Directions:
Leaving the pictures aside, restate all of the data exactly.

[Items from a data source]

▽

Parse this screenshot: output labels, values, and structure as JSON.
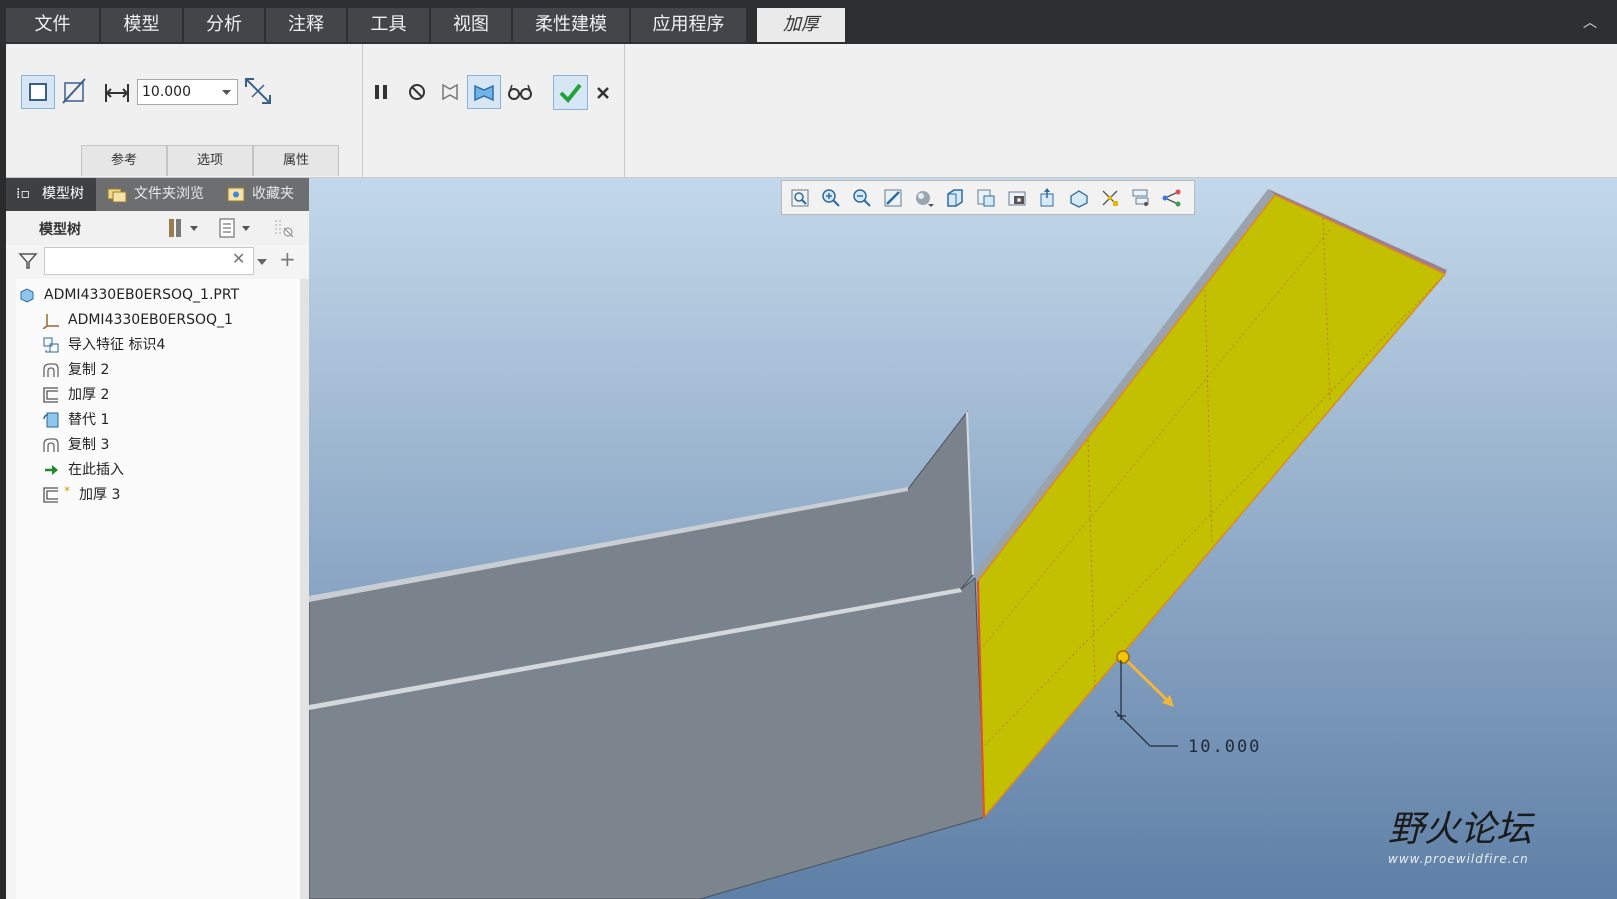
{
  "menu": {
    "tabs": [
      {
        "label": "文件"
      },
      {
        "label": "模型"
      },
      {
        "label": "分析"
      },
      {
        "label": "注释"
      },
      {
        "label": "工具"
      },
      {
        "label": "视图"
      },
      {
        "label": "柔性建模"
      },
      {
        "label": "应用程序"
      },
      {
        "label": "加厚"
      }
    ],
    "active": "加厚"
  },
  "ribbon": {
    "thickness_value": "10.000",
    "sub_tabs": [
      {
        "label": "参考"
      },
      {
        "label": "选项"
      },
      {
        "label": "属性"
      }
    ],
    "icons": [
      "solid-thicken-icon",
      "remove-material-icon",
      "thickness-dimension-icon",
      "flip-direction-icon",
      "pause-icon",
      "no-preview-icon",
      "geometry-preview-icon",
      "feature-preview-icon",
      "verify-icon",
      "confirm-icon",
      "cancel-icon"
    ]
  },
  "navigator": {
    "tabs": [
      {
        "label": "模型树"
      },
      {
        "label": "文件夹浏览"
      },
      {
        "label": "收藏夹"
      }
    ],
    "header_label": "模型树",
    "search_placeholder": "",
    "tree": [
      {
        "label": "ADMI4330EB0ERSOQ_1.PRT",
        "icon": "part-icon"
      },
      {
        "label": "ADMI4330EB0ERSOQ_1",
        "icon": "coordinate-system-icon"
      },
      {
        "label": "导入特征 标识4",
        "icon": "import-feature-icon"
      },
      {
        "label": "复制 2",
        "icon": "copy-surface-icon"
      },
      {
        "label": "加厚 2",
        "icon": "thicken-icon"
      },
      {
        "label": "替代 1",
        "icon": "replace-icon"
      },
      {
        "label": "复制 3",
        "icon": "copy-surface-icon"
      },
      {
        "label": "在此插入",
        "icon": "insert-here-arrow-icon"
      },
      {
        "label": "加厚 3",
        "icon": "thicken-icon",
        "marker": "*"
      }
    ]
  },
  "viewport": {
    "dimension_value": "10.000",
    "watermark_title": "野火论坛",
    "watermark_url": "www.proewildfire.cn",
    "colors": {
      "surface_yellow": "#c2c000",
      "part_gray": "#7a838c",
      "bg_top": "#c3d8ea",
      "bg_bottom": "#5e7fa6"
    }
  }
}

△

Written response:
Parse this screenshot: output labels, values, and structure as JSON.
{
  "menu": {
    "tabs": [
      {
        "label": "文件"
      },
      {
        "label": "模型"
      },
      {
        "label": "分析"
      },
      {
        "label": "注释"
      },
      {
        "label": "工具"
      },
      {
        "label": "视图"
      },
      {
        "label": "柔性建模"
      },
      {
        "label": "应用程序"
      },
      {
        "label": "加厚"
      }
    ],
    "active": "加厚"
  },
  "ribbon": {
    "thickness_value": "10.000",
    "sub_tabs": [
      {
        "label": "参考"
      },
      {
        "label": "选项"
      },
      {
        "label": "属性"
      }
    ],
    "icons": [
      "solid-thicken-icon",
      "remove-material-icon",
      "thickness-dimension-icon",
      "flip-direction-icon",
      "pause-icon",
      "no-preview-icon",
      "geometry-preview-icon",
      "feature-preview-icon",
      "verify-icon",
      "confirm-icon",
      "cancel-icon"
    ]
  },
  "navigator": {
    "tabs": [
      {
        "label": "模型树"
      },
      {
        "label": "文件夹浏览"
      },
      {
        "label": "收藏夹"
      }
    ],
    "header_label": "模型树",
    "search_placeholder": "",
    "tree": [
      {
        "label": "ADMI4330EB0ERSOQ_1.PRT",
        "icon": "part-icon"
      },
      {
        "label": "ADMI4330EB0ERSOQ_1",
        "icon": "coordinate-system-icon"
      },
      {
        "label": "导入特征 标识4",
        "icon": "import-feature-icon"
      },
      {
        "label": "复制 2",
        "icon": "copy-surface-icon"
      },
      {
        "label": "加厚 2",
        "icon": "thicken-icon"
      },
      {
        "label": "替代 1",
        "icon": "replace-icon"
      },
      {
        "label": "复制 3",
        "icon": "copy-surface-icon"
      },
      {
        "label": "在此插入",
        "icon": "insert-here-arrow-icon"
      },
      {
        "label": "加厚 3",
        "icon": "thicken-icon",
        "marker": "*"
      }
    ]
  },
  "viewport": {
    "dimension_value": "10.000",
    "watermark_title": "野火论坛",
    "watermark_url": "www.proewildfire.cn",
    "colors": {
      "surface_yellow": "#c2c000",
      "part_gray": "#7a838c",
      "bg_top": "#c3d8ea",
      "bg_bottom": "#5e7fa6"
    }
  }
}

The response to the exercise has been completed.